▶ **PROBLEM DESCRIPTION**
Exact copies of all the records are to be output.

_ _ _

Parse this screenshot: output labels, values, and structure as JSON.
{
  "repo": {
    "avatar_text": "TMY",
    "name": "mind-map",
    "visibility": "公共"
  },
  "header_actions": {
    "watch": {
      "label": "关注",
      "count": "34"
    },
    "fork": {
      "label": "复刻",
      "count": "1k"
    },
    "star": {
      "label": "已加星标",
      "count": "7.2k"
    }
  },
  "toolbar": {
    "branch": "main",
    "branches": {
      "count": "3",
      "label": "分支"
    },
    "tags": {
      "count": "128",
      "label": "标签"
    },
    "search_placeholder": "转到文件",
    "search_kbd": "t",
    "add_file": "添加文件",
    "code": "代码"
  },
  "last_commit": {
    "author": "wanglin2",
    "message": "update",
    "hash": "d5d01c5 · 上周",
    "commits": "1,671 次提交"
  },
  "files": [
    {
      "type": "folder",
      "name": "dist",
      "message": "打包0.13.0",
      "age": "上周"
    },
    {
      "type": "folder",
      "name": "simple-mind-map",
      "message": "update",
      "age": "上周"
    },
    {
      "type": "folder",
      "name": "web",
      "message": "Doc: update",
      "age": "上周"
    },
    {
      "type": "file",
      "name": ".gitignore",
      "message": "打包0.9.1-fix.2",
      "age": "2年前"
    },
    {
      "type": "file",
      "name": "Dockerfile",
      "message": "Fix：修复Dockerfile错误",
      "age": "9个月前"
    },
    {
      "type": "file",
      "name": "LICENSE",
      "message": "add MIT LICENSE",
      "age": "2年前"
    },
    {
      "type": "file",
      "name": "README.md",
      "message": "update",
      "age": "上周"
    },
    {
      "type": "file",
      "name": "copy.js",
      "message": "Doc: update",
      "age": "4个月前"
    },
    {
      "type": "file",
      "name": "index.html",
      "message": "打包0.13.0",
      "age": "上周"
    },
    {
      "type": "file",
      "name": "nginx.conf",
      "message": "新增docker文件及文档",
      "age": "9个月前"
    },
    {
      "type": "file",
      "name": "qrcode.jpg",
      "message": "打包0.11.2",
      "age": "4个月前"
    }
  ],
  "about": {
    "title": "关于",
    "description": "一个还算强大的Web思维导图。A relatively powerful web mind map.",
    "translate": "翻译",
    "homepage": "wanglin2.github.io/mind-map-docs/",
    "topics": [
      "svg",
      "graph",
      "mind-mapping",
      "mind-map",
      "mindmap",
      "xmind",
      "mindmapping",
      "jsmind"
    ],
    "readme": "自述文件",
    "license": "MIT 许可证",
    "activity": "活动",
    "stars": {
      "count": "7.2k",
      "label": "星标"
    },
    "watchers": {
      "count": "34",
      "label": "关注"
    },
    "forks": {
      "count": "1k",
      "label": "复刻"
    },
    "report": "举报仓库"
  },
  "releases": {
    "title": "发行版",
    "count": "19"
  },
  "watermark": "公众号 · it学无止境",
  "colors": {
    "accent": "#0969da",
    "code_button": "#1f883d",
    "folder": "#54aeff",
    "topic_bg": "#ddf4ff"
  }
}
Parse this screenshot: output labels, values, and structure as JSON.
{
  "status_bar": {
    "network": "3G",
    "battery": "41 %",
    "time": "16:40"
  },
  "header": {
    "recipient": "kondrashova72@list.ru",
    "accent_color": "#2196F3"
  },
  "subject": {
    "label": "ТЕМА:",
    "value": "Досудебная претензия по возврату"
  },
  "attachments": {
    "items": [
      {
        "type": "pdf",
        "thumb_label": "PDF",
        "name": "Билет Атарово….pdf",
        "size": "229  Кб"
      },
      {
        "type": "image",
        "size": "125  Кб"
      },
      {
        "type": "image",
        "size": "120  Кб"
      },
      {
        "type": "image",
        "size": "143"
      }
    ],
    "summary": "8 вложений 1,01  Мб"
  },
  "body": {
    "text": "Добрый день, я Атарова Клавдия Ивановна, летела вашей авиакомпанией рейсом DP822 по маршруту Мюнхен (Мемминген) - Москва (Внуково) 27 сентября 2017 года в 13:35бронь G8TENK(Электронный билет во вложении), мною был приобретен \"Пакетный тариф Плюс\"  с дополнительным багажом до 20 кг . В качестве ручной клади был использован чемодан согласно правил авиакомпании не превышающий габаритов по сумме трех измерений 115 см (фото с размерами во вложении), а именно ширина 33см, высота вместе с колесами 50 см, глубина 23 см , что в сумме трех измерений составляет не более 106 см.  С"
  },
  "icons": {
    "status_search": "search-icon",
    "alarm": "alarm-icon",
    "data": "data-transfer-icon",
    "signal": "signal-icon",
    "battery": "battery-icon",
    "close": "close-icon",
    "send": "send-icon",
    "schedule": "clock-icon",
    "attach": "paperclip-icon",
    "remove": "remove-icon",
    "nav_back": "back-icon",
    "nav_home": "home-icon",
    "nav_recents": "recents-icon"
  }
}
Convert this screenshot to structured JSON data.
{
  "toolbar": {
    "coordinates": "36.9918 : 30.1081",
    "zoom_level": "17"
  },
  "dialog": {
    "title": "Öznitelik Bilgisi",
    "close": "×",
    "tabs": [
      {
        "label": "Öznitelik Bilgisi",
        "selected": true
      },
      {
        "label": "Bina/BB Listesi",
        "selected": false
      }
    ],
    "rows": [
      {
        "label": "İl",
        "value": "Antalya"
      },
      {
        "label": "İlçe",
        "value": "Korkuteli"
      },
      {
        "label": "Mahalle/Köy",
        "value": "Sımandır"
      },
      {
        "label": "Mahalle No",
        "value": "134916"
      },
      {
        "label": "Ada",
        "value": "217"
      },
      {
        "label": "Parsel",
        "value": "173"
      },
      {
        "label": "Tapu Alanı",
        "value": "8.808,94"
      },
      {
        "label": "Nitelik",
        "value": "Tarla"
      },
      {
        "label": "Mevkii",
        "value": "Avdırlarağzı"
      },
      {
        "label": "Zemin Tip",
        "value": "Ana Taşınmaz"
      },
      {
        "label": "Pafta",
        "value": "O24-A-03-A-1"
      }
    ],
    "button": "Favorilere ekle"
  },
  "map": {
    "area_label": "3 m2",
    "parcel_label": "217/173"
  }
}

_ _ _

▶ **RESPONSE BOX**
Parse this screenshot: output labels, values, and structure as JSON.
{
  "repo": {
    "avatar_text": "TMY",
    "name": "mind-map",
    "visibility": "公共"
  },
  "header_actions": {
    "watch": {
      "label": "关注",
      "count": "34"
    },
    "fork": {
      "label": "复刻",
      "count": "1k"
    },
    "star": {
      "label": "已加星标",
      "count": "7.2k"
    }
  },
  "toolbar": {
    "branch": "main",
    "branches": {
      "count": "3",
      "label": "分支"
    },
    "tags": {
      "count": "128",
      "label": "标签"
    },
    "search_placeholder": "转到文件",
    "search_kbd": "t",
    "add_file": "添加文件",
    "code": "代码"
  },
  "last_commit": {
    "author": "wanglin2",
    "message": "update",
    "hash": "d5d01c5 · 上周",
    "commits": "1,671 次提交"
  },
  "files": [
    {
      "type": "folder",
      "name": "dist",
      "message": "打包0.13.0",
      "age": "上周"
    },
    {
      "type": "folder",
      "name": "simple-mind-map",
      "message": "update",
      "age": "上周"
    },
    {
      "type": "folder",
      "name": "web",
      "message": "Doc: update",
      "age": "上周"
    },
    {
      "type": "file",
      "name": ".gitignore",
      "message": "打包0.9.1-fix.2",
      "age": "2年前"
    },
    {
      "type": "file",
      "name": "Dockerfile",
      "message": "Fix：修复Dockerfile错误",
      "age": "9个月前"
    },
    {
      "type": "file",
      "name": "LICENSE",
      "message": "add MIT LICENSE",
      "age": "2年前"
    },
    {
      "type": "file",
      "name": "README.md",
      "message": "update",
      "age": "上周"
    },
    {
      "type": "file",
      "name": "copy.js",
      "message": "Doc: update",
      "age": "4个月前"
    },
    {
      "type": "file",
      "name": "index.html",
      "message": "打包0.13.0",
      "age": "上周"
    },
    {
      "type": "file",
      "name": "nginx.conf",
      "message": "新增docker文件及文档",
      "age": "9个月前"
    },
    {
      "type": "file",
      "name": "qrcode.jpg",
      "message": "打包0.11.2",
      "age": "4个月前"
    }
  ],
  "about": {
    "title": "关于",
    "description": "一个还算强大的Web思维导图。A relatively powerful web mind map.",
    "translate": "翻译",
    "homepage": "wanglin2.github.io/mind-map-docs/",
    "topics": [
      "svg",
      "graph",
      "mind-mapping",
      "mind-map",
      "mindmap",
      "xmind",
      "mindmapping",
      "jsmind"
    ],
    "readme": "自述文件",
    "license": "MIT 许可证",
    "activity": "活动",
    "stars": {
      "count": "7.2k",
      "label": "星标"
    },
    "watchers": {
      "count": "34",
      "label": "关注"
    },
    "forks": {
      "count": "1k",
      "label": "复刻"
    },
    "report": "举报仓库"
  },
  "releases": {
    "title": "发行版",
    "count": "19"
  },
  "watermark": "公众号 · it学无止境",
  "colors": {
    "accent": "#0969da",
    "code_button": "#1f883d",
    "folder": "#54aeff",
    "topic_bg": "#ddf4ff"
  }
}
Parse this screenshot: output labels, values, and structure as JSON.
{
  "status_bar": {
    "network": "3G",
    "battery": "41 %",
    "time": "16:40"
  },
  "header": {
    "recipient": "kondrashova72@list.ru",
    "accent_color": "#2196F3"
  },
  "subject": {
    "label": "ТЕМА:",
    "value": "Досудебная претензия по возврату"
  },
  "attachments": {
    "items": [
      {
        "type": "pdf",
        "thumb_label": "PDF",
        "name": "Билет Атарово….pdf",
        "size": "229  Кб"
      },
      {
        "type": "image",
        "size": "125  Кб"
      },
      {
        "type": "image",
        "size": "120  Кб"
      },
      {
        "type": "image",
        "size": "143"
      }
    ],
    "summary": "8 вложений 1,01  Мб"
  },
  "body": {
    "text": "Добрый день, я Атарова Клавдия Ивановна, летела вашей авиакомпанией рейсом DP822 по маршруту Мюнхен (Мемминген) - Москва (Внуково) 27 сентября 2017 года в 13:35бронь G8TENK(Электронный билет во вложении), мною был приобретен \"Пакетный тариф Плюс\"  с дополнительным багажом до 20 кг . В качестве ручной клади был использован чемодан согласно правил авиакомпании не превышающий габаритов по сумме трех измерений 115 см (фото с размерами во вложении), а именно ширина 33см, высота вместе с колесами 50 см, глубина 23 см , что в сумме трех измерений составляет не более 106 см.  С"
  },
  "icons": {
    "status_search": "search-icon",
    "alarm": "alarm-icon",
    "data": "data-transfer-icon",
    "signal": "signal-icon",
    "battery": "battery-icon",
    "close": "close-icon",
    "send": "send-icon",
    "schedule": "clock-icon",
    "attach": "paperclip-icon",
    "remove": "remove-icon",
    "nav_back": "back-icon",
    "nav_home": "home-icon",
    "nav_recents": "recents-icon"
  }
}
Convert this screenshot to structured JSON data.
{
  "toolbar": {
    "coordinates": "36.9918 : 30.1081",
    "zoom_level": "17"
  },
  "dialog": {
    "title": "Öznitelik Bilgisi",
    "close": "×",
    "tabs": [
      {
        "label": "Öznitelik Bilgisi",
        "selected": true
      },
      {
        "label": "Bina/BB Listesi",
        "selected": false
      }
    ],
    "rows": [
      {
        "label": "İl",
        "value": "Antalya"
      },
      {
        "label": "İlçe",
        "value": "Korkuteli"
      },
      {
        "label": "Mahalle/Köy",
        "value": "Sımandır"
      },
      {
        "label": "Mahalle No",
        "value": "134916"
      },
      {
        "label": "Ada",
        "value": "217"
      },
      {
        "label": "Parsel",
        "value": "173"
      },
      {
        "label": "Tapu Alanı",
        "value": "8.808,94"
      },
      {
        "label": "Nitelik",
        "value": "Tarla"
      },
      {
        "label": "Mevkii",
        "value": "Avdırlarağzı"
      },
      {
        "label": "Zemin Tip",
        "value": "Ana Taşınmaz"
      },
      {
        "label": "Pafta",
        "value": "O24-A-03-A-1"
      }
    ],
    "button": "Favorilere ekle"
  },
  "map": {
    "area_label": "3 m2",
    "parcel_label": "217/173"
  }
}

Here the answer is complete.